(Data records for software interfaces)
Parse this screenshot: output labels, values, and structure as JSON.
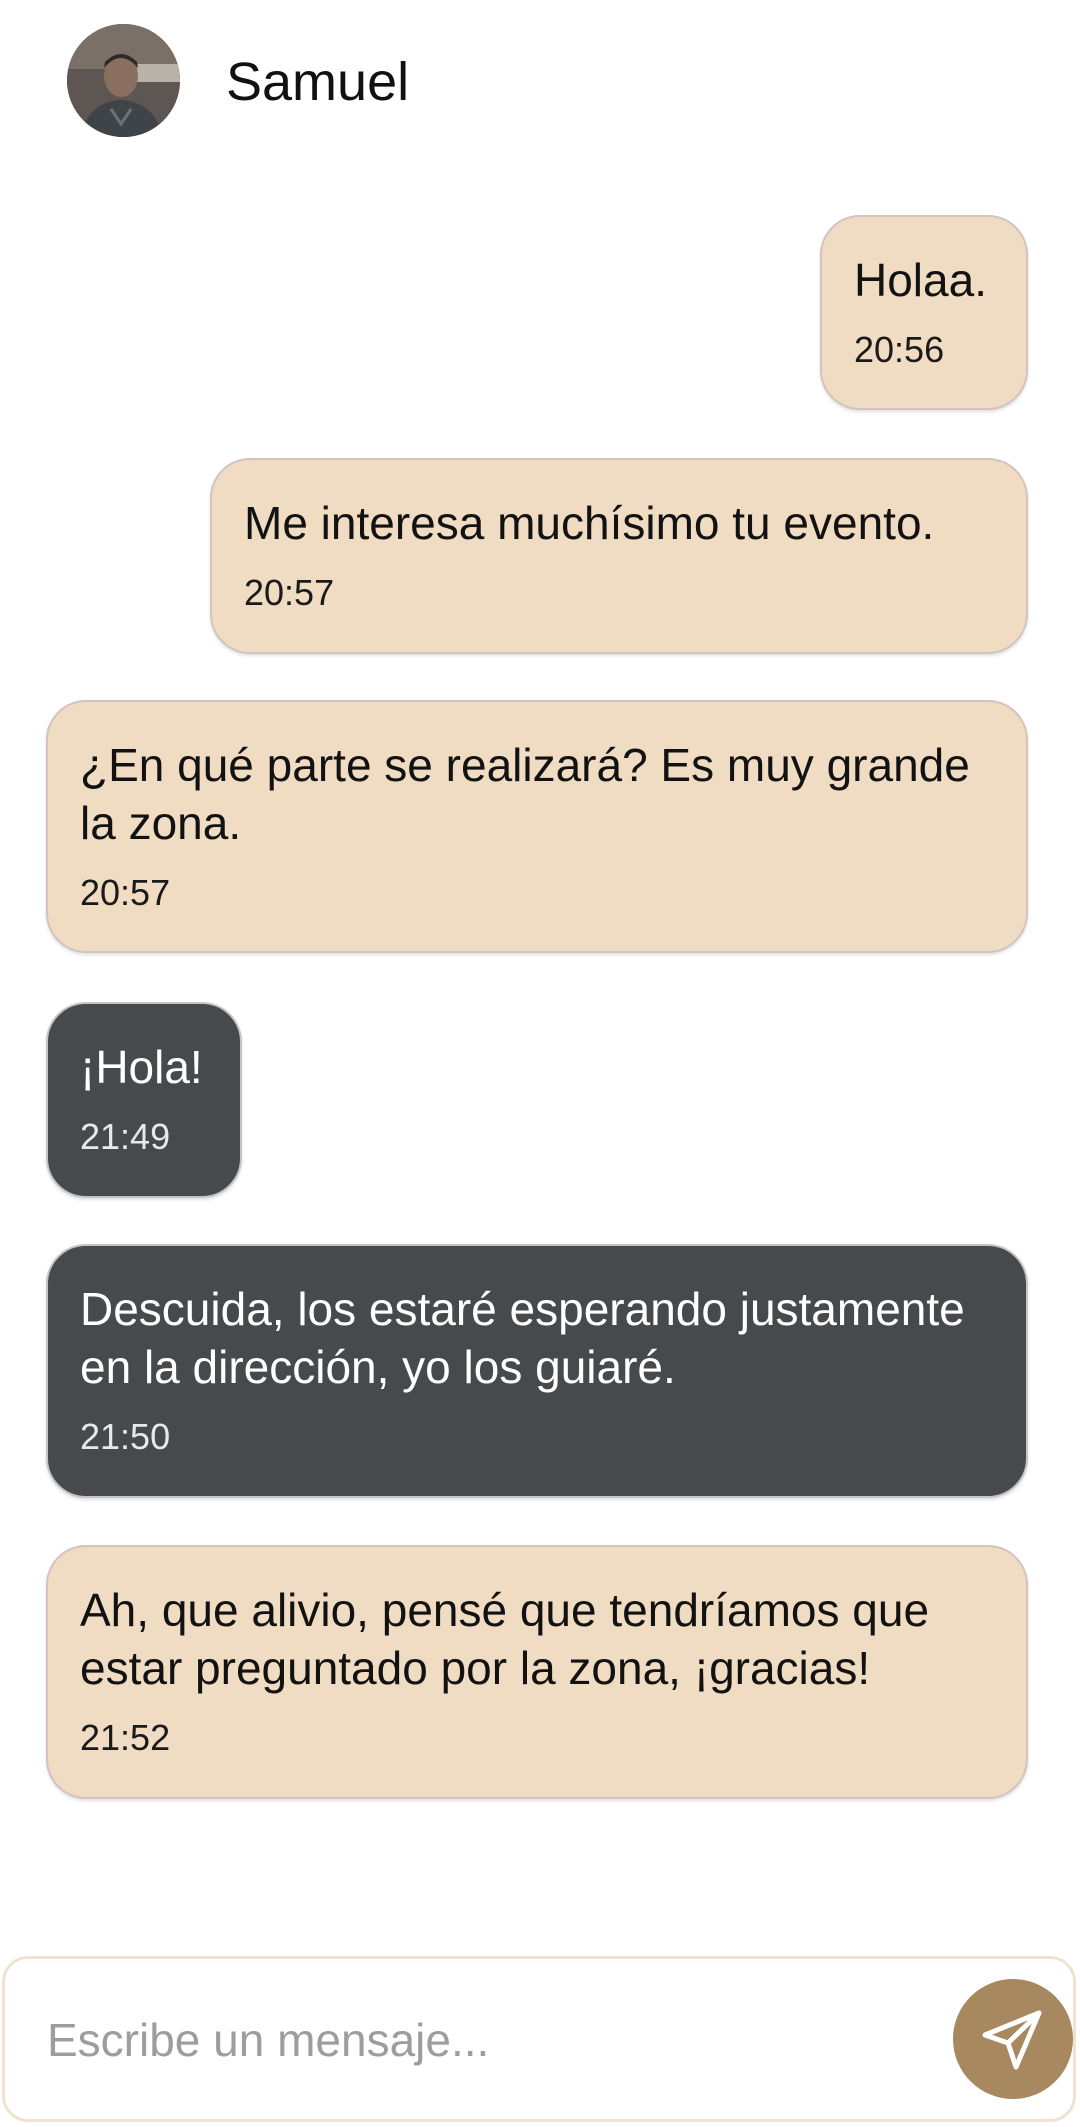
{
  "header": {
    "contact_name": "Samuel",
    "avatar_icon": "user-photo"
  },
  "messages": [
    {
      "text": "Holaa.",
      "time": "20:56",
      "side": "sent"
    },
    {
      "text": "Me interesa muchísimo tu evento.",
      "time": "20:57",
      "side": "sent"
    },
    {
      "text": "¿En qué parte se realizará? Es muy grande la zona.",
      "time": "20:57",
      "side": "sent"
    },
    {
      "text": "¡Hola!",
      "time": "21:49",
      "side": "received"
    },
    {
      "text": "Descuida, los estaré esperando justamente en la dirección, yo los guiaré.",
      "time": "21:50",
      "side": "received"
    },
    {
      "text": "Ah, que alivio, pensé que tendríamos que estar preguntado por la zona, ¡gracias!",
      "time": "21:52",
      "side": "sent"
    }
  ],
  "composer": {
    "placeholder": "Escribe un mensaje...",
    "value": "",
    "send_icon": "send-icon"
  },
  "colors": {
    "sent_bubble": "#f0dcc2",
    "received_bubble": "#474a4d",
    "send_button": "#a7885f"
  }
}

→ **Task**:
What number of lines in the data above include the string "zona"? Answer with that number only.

→ **Output below**:
2